### Dataset rows for apps and sites
= = = = =
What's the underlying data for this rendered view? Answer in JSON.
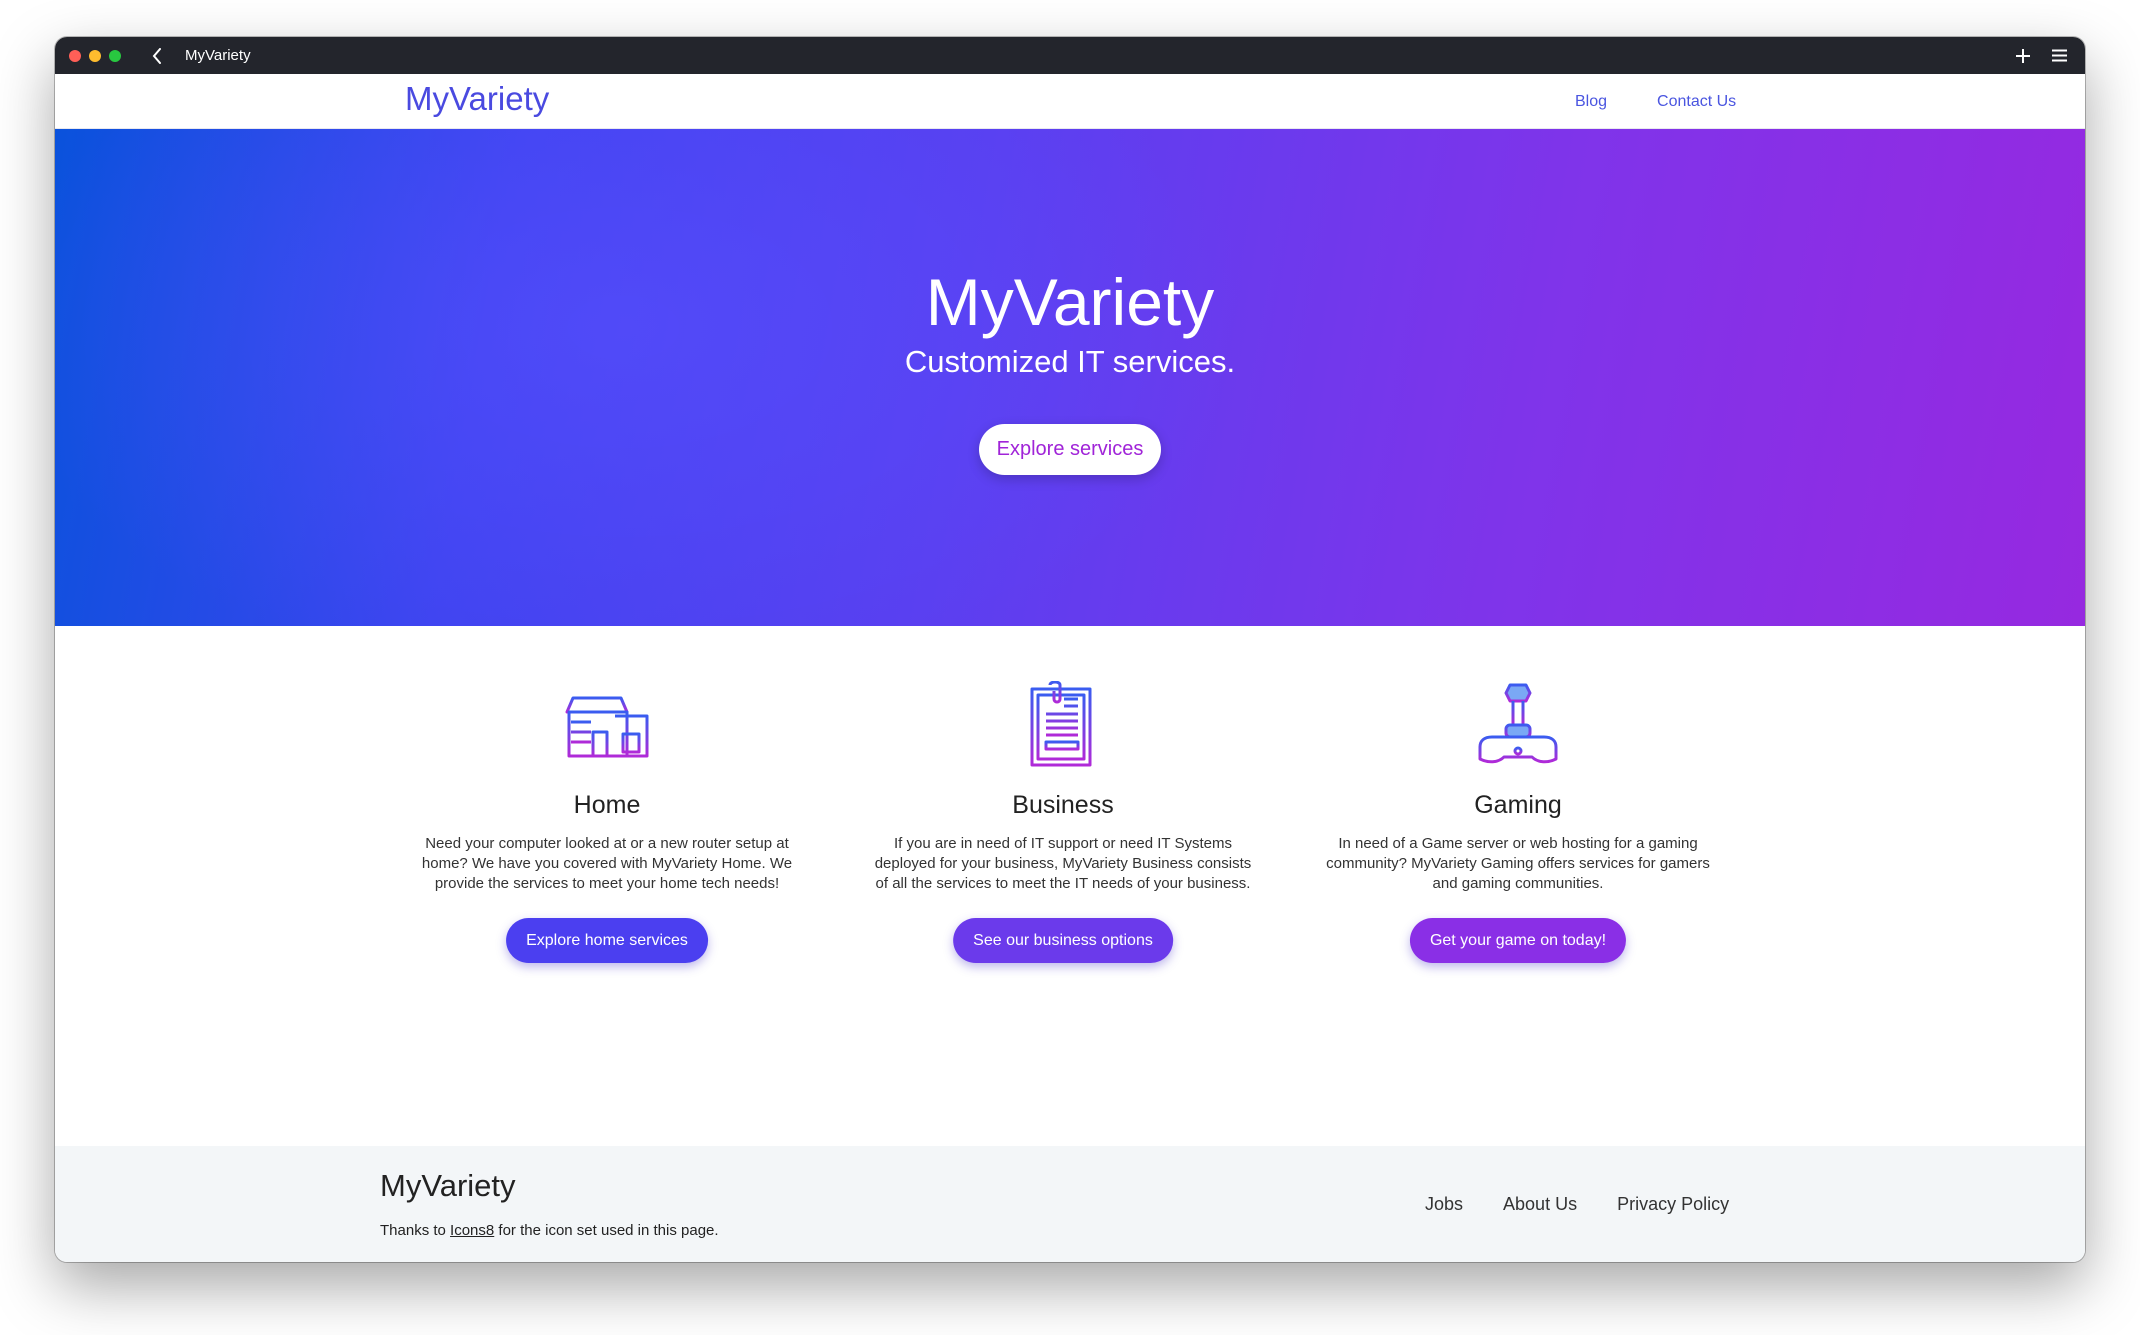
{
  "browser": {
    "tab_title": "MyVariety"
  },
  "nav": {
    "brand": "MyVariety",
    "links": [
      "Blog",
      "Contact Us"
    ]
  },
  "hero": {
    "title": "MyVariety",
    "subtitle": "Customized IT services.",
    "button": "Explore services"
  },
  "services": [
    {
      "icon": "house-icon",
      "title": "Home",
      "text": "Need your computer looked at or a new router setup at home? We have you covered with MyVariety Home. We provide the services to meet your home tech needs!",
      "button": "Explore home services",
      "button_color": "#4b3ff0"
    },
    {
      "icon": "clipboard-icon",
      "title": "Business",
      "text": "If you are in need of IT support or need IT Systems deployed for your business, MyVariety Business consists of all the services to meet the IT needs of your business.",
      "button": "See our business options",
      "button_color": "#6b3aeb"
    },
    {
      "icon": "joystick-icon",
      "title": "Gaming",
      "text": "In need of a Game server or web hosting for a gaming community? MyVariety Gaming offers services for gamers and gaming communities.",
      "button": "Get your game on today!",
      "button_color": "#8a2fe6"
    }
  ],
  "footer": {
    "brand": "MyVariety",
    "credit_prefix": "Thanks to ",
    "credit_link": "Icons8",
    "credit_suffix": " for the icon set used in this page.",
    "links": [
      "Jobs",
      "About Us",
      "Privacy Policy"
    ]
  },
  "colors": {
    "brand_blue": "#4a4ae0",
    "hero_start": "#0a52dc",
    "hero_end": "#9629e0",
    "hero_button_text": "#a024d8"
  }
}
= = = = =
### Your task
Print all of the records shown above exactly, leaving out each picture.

### Output
What's the underlying data for this rendered view? Answer in JSON.
{
  "browser": {
    "tab_title": "MyVariety"
  },
  "nav": {
    "brand": "MyVariety",
    "links": [
      "Blog",
      "Contact Us"
    ]
  },
  "hero": {
    "title": "MyVariety",
    "subtitle": "Customized IT services.",
    "button": "Explore services"
  },
  "services": [
    {
      "icon": "house-icon",
      "title": "Home",
      "text": "Need your computer looked at or a new router setup at home? We have you covered with MyVariety Home. We provide the services to meet your home tech needs!",
      "button": "Explore home services",
      "button_color": "#4b3ff0"
    },
    {
      "icon": "clipboard-icon",
      "title": "Business",
      "text": "If you are in need of IT support or need IT Systems deployed for your business, MyVariety Business consists of all the services to meet the IT needs of your business.",
      "button": "See our business options",
      "button_color": "#6b3aeb"
    },
    {
      "icon": "joystick-icon",
      "title": "Gaming",
      "text": "In need of a Game server or web hosting for a gaming community? MyVariety Gaming offers services for gamers and gaming communities.",
      "button": "Get your game on today!",
      "button_color": "#8a2fe6"
    }
  ],
  "footer": {
    "brand": "MyVariety",
    "credit_prefix": "Thanks to ",
    "credit_link": "Icons8",
    "credit_suffix": " for the icon set used in this page.",
    "links": [
      "Jobs",
      "About Us",
      "Privacy Policy"
    ]
  },
  "colors": {
    "brand_blue": "#4a4ae0",
    "hero_start": "#0a52dc",
    "hero_end": "#9629e0",
    "hero_button_text": "#a024d8"
  }
}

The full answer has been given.